Task directions:
A line belongs in the answer if it contains "label"; copy every such line from the entries below.
#### Dataset records
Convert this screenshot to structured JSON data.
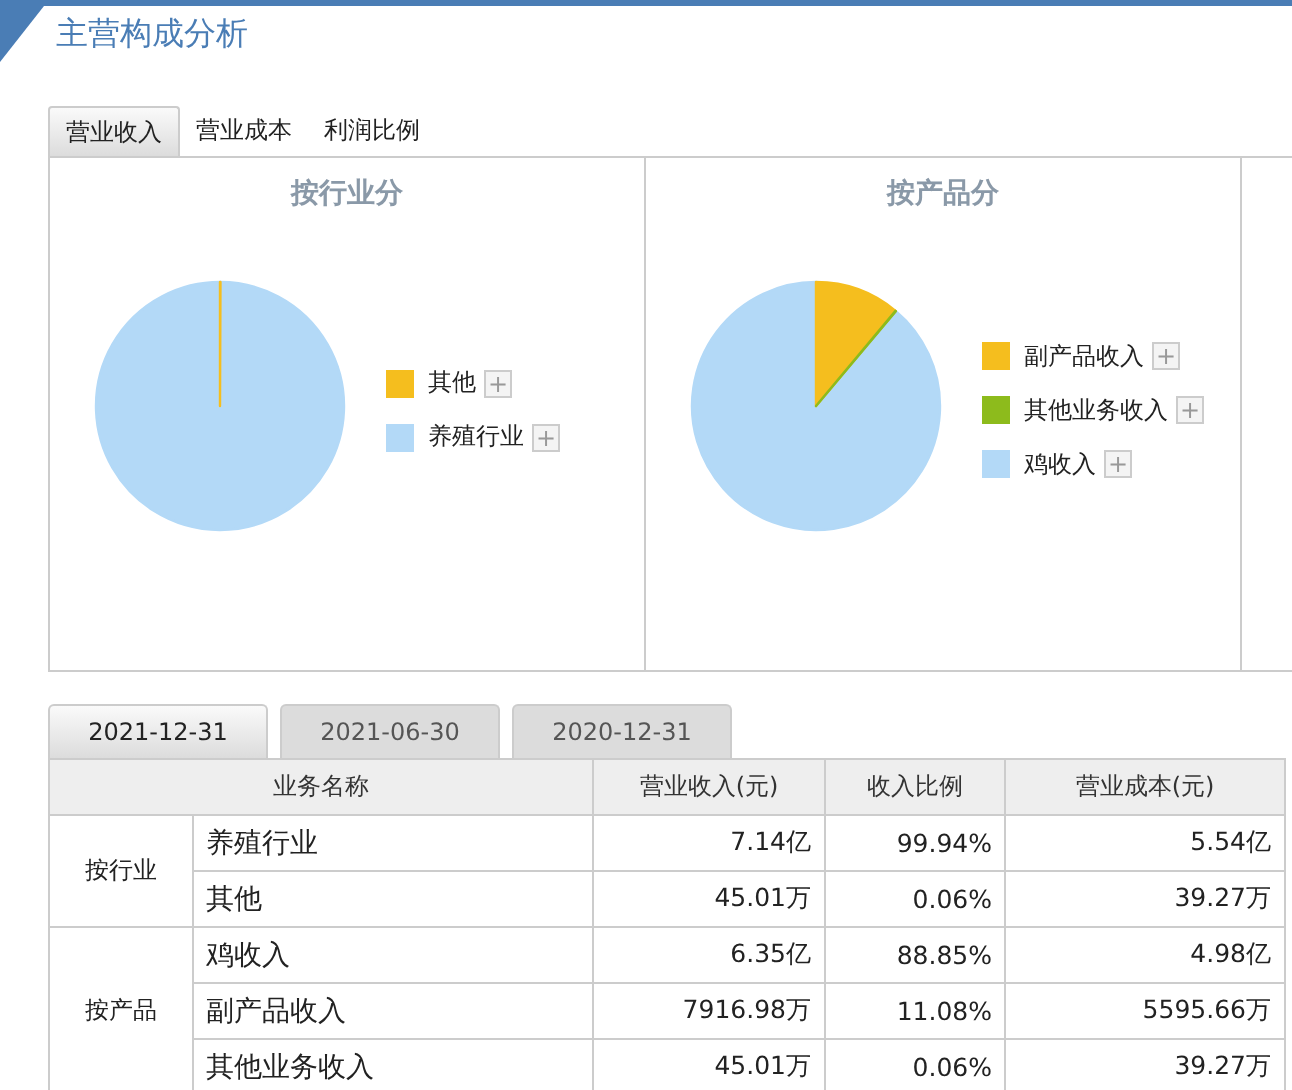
{
  "header": {
    "title": "主营构成分析"
  },
  "tabs": [
    {
      "label": "营业收入",
      "selected": true
    },
    {
      "label": "营业成本",
      "selected": false
    },
    {
      "label": "利润比例",
      "selected": false
    }
  ],
  "charts": [
    {
      "title": "按行业分",
      "legend": [
        {
          "color": "#f5be1e"
        },
        {
          "color": "#b3d9f7"
        }
      ],
      "chart_data": {
        "type": "pie",
        "categories": [
          "其他",
          "养殖行业"
        ],
        "values": [
          0.06,
          99.94
        ]
      }
    },
    {
      "title": "按产品分",
      "legend": [
        {
          "color": "#f5be1e"
        },
        {
          "color": "#8dbb1c"
        },
        {
          "color": "#b3d9f7"
        }
      ],
      "chart_data": {
        "type": "pie",
        "categories": [
          "副产品收入",
          "其他业务收入",
          "鸡收入"
        ],
        "values": [
          11.08,
          0.06,
          88.85
        ]
      }
    }
  ],
  "legend_button": "+",
  "period_tabs": [
    {
      "label": "2021-12-31",
      "selected": true
    },
    {
      "label": "2021-06-30",
      "selected": false
    },
    {
      "label": "2020-12-31",
      "selected": false
    }
  ],
  "table": {
    "columns": [
      "业务名称",
      "营业收入(元)",
      "收入比例",
      "营业成本(元)"
    ],
    "groups": [
      {
        "name": "按行业",
        "rows": [
          [
            "养殖行业",
            "7.14亿",
            "99.94%",
            "5.54亿"
          ],
          [
            "其他",
            "45.01万",
            "0.06%",
            "39.27万"
          ]
        ]
      },
      {
        "name": "按产品",
        "rows": [
          [
            "鸡收入",
            "6.35亿",
            "88.85%",
            "4.98亿"
          ],
          [
            "副产品收入",
            "7916.98万",
            "11.08%",
            "5595.66万"
          ],
          [
            "其他业务收入",
            "45.01万",
            "0.06%",
            "39.27万"
          ]
        ]
      }
    ]
  }
}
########
Answer space:
      "label": "营业收入",
      "label": "营业成本",
      "label": "利润比例",
      "label": "2021-12-31",
      "label": "2021-06-30",
      "label": "2020-12-31",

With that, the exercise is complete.